On the other hand, Viador (formerly called Infospace) earnestly desires to become a full-fledged corporate portal player. Viador had already done the tough work in integrating its OLAP and SQL reporting engines prior to launching its portal strategy. Its recent technology and marketing partnership with InfoSeek shows that Viador is serious about making good on the promise of delivering a portal that provides one-stop shopping for both structured and unstructured data.

Information Advantage was actually the first business intelligence vendor to jump on the portal bandwagon. However, Information Advantage might admit that it hasn't exactly hit the jackpot with MyEureka! Although the product might be okay, its impact on revenues has been depressing.

Seeking additional financial resources to achieve its goal of becoming a leading business intelligence player, Information Advantage recently agreed to be acquired by Sterling Software for about $163 million in cash. Sterling Software, which successfully sells host-based business intelligence tools to its 20,000 customers, obviously saw an opportunity to gobble up a complementary set of technologies at a bargain basement price. It's clear Information Advantage had few other options but to accept the deal.

In some respects, it's sad to see one of the two remaining independent ROLAP players get subsumed into a company with a growth by acquisition strategy. Information Advantage represents Sterling Software's 35th acquisition. The only remaining, independent ROLAP player is MicroStrategy.

In many respects, Information Advantage's demise as an independent player was inevitable. Despite the hype surrounding OLAP, we've always maintained that ROLAP is a niche technology designed for power users. As such, the true market for ROLAP is rather small, forcing most ROLAP players to revamp their product lines or find a place within the product portfolio of a larger company. It appears that Information Advantage was unable to reposition itself fast enough to target the larger, sweet spot of the business intelligence market before it encountered financial difficulties.

The business intelligence market is once again undergoing rapid transformation. Microsoft's entrance has pushed vendors to pursue new avenues, while emerging markets for e-business, corporate portals and enterprise business intelligence suites are pulling vendors in new directions.

Register or login for access to this item and much more

All Information Management content is archived after seven days.
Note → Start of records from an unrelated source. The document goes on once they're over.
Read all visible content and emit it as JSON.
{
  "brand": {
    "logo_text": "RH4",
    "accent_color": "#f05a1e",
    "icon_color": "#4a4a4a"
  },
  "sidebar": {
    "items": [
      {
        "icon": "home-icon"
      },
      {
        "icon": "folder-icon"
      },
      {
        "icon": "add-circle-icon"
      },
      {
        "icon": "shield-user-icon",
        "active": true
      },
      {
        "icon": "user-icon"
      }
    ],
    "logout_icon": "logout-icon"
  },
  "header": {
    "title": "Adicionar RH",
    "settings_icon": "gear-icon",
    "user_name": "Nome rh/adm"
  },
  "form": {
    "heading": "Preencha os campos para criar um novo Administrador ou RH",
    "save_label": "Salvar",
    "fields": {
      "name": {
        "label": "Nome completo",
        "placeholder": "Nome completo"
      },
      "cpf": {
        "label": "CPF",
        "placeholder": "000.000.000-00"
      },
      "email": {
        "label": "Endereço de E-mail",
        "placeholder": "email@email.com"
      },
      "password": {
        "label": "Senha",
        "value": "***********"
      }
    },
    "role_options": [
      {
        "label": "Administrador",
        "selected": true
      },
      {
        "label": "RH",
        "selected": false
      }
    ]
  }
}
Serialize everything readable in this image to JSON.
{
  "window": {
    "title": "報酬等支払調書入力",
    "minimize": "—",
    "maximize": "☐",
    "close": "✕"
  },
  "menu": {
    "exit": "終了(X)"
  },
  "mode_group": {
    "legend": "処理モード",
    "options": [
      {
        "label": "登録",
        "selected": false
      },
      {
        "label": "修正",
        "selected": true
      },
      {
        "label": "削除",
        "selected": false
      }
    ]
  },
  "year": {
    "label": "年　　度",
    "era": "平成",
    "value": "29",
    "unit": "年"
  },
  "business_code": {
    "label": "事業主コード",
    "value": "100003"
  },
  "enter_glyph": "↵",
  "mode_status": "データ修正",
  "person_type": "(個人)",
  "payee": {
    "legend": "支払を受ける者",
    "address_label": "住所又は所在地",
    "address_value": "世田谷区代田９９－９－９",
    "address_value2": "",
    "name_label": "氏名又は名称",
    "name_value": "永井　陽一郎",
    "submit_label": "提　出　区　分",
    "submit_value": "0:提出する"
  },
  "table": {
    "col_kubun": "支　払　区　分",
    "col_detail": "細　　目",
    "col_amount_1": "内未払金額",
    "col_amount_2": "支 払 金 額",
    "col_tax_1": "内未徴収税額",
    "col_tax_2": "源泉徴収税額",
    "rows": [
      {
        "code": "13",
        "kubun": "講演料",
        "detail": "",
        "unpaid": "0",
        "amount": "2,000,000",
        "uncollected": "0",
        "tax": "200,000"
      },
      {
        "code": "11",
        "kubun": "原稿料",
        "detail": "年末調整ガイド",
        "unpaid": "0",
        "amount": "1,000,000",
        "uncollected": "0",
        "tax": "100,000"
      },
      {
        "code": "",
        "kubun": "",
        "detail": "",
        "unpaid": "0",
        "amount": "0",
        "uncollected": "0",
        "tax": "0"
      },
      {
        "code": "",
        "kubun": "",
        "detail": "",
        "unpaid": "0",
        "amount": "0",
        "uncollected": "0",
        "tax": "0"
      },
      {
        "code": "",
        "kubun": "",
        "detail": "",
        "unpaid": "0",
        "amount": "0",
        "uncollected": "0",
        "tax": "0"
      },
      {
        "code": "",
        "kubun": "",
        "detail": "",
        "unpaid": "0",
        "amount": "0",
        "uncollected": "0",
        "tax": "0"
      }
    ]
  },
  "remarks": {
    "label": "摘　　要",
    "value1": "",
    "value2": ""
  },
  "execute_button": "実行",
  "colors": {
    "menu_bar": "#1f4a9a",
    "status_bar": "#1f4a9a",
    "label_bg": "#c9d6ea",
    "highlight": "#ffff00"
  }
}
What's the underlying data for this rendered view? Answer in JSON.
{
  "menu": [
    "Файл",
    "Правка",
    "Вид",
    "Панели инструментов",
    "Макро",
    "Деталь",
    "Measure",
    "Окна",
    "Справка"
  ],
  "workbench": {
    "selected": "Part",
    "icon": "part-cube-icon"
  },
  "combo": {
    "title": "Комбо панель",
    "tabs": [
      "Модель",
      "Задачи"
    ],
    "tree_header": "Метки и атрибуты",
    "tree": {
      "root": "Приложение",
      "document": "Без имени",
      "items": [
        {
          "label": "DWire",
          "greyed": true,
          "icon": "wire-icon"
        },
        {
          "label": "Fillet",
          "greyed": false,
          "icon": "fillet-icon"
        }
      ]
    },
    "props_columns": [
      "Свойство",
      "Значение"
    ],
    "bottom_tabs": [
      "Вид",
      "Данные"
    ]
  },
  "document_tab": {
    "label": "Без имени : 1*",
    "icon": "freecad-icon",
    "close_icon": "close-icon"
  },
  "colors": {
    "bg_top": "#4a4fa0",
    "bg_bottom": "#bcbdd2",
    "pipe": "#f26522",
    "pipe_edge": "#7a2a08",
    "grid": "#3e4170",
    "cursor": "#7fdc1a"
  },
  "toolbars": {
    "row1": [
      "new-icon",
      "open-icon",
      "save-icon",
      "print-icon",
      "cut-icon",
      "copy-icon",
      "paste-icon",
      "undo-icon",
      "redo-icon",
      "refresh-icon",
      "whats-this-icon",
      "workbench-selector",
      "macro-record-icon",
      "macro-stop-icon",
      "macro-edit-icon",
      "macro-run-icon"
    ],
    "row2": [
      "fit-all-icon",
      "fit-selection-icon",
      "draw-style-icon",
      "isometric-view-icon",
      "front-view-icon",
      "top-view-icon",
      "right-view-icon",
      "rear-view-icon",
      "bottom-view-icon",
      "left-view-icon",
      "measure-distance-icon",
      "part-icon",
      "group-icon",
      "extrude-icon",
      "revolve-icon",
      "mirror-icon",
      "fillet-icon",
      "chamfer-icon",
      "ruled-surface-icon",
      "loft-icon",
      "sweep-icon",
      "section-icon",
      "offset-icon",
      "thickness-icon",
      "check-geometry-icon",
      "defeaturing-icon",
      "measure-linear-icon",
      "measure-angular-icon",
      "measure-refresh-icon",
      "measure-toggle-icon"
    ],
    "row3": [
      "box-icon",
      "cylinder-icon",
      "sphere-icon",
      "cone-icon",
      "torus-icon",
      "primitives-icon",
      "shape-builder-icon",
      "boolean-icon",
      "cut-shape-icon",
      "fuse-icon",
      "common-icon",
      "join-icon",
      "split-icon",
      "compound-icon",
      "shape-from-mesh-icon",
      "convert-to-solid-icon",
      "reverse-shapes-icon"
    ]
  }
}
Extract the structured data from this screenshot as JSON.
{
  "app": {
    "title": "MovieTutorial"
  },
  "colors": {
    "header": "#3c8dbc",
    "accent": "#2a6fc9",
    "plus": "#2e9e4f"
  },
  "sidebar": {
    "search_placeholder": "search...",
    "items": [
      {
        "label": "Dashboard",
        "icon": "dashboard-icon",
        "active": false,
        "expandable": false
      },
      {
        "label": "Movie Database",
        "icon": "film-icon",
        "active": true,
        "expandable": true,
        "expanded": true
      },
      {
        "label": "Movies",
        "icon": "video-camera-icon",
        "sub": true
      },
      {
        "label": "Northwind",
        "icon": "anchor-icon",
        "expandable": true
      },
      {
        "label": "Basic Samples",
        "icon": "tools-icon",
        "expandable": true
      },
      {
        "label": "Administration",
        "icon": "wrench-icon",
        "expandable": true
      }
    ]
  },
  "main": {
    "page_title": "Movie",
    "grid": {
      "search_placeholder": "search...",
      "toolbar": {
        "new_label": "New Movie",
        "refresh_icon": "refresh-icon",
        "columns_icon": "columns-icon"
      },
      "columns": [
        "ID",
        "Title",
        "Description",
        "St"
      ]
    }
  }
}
Community members receive:
  • All recent and archived articles
  • Conference offers and updates
  • A full menu of enewsletter options
  • Web seminars, white papers, ebooks

Don't have an account? Register for Free Unlimited Access